He's not sure how much time passes. An hour, maybe.
A crash comes from outside and both dogs start barking at once. Sam leaps to his feet, and at the same time the floorboards creak heavily above him. Footsteps sound on the stairs.
"Who's there?" comes Garel Williams' voice. "Come on, I know you're there." A brief pause, then he continues, harsher than before. "I have a shotgun, you know, and I'm prepared to use it."
"There's not a lot more we can do till Ross gets back, I suppose," Michael says. The ten o'clock news broadcast has told them nothing new. He gets up to flick the set off. "Did anyone find out anything about HIDA?"
Alan shakes his head. "We asked in a few places, but there's not a lot you can say without raising suspicions. If anyone knew anything they weren't saying. Where's Sam, by the way? With Tanya?"
"He said he was going to Lodge Farm." Russell sounds disapproving. "Some scheme about breaking in and staging an alien watch." He checks his watch. "I hope he knows what he's doing."
"I could cast a spell to find out," Maddy offers. "And while we're talking about spells... What d'you think about what I found out so far? Isn't is cool?"
At the perimeter of the village, a tall man in a badly-fitting biohazard suit is making his way towards the trees. A crescent moon lights his path. Ross smiles to himself. There'll be a search for him, no doubt, when the rightful owner of the suit wakes up, but by his reckoning he should have at least two hours to have a good look around.
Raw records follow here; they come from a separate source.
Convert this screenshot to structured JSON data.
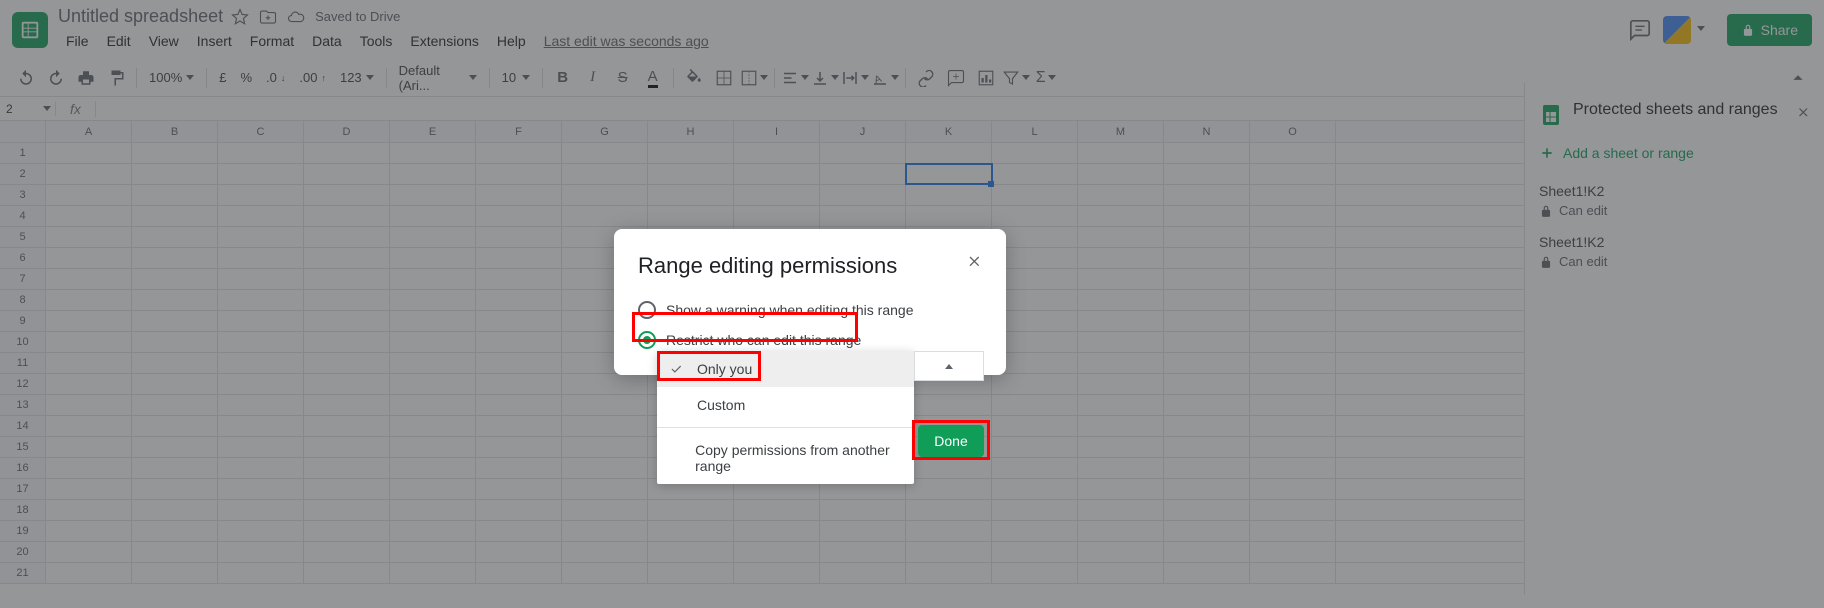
{
  "doc": {
    "title": "Untitled spreadsheet",
    "saved_text": "Saved to Drive"
  },
  "menu": {
    "file": "File",
    "edit": "Edit",
    "view": "View",
    "insert": "Insert",
    "format": "Format",
    "data": "Data",
    "tools": "Tools",
    "extensions": "Extensions",
    "help": "Help",
    "last_edit": "Last edit was seconds ago"
  },
  "share_label": "Share",
  "toolbar": {
    "zoom": "100%",
    "currency": "£",
    "percent": "%",
    "dec_dec": ".0",
    "inc_dec": ".00",
    "numfmt": "123",
    "font": "Default (Ari...",
    "font_size": "10"
  },
  "name_box": "2",
  "columns": [
    "A",
    "B",
    "C",
    "D",
    "E",
    "F",
    "G",
    "H",
    "I",
    "J",
    "K",
    "L",
    "M",
    "N",
    "O"
  ],
  "rows": [
    1,
    2,
    3,
    4,
    5,
    6,
    7,
    8,
    9,
    10,
    11,
    12,
    13,
    14,
    15,
    16,
    17,
    18,
    19,
    20,
    21
  ],
  "selected_cell": "K2",
  "sidebar": {
    "title": "Protected sheets and ranges",
    "add_label": "Add a sheet or range",
    "items": [
      {
        "title": "Sheet1!K2",
        "sub": "Can edit"
      },
      {
        "title": "Sheet1!K2",
        "sub": "Can edit"
      }
    ]
  },
  "dialog": {
    "title": "Range editing permissions",
    "option_warning": "Show a warning when editing this range",
    "option_restrict": "Restrict who can edit this range",
    "dd_only_you": "Only you",
    "dd_custom": "Custom",
    "dd_copy": "Copy permissions from another range",
    "done": "Done"
  }
}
He sees the dark line of barbed wire up ahead and quickens to a clumsy jog.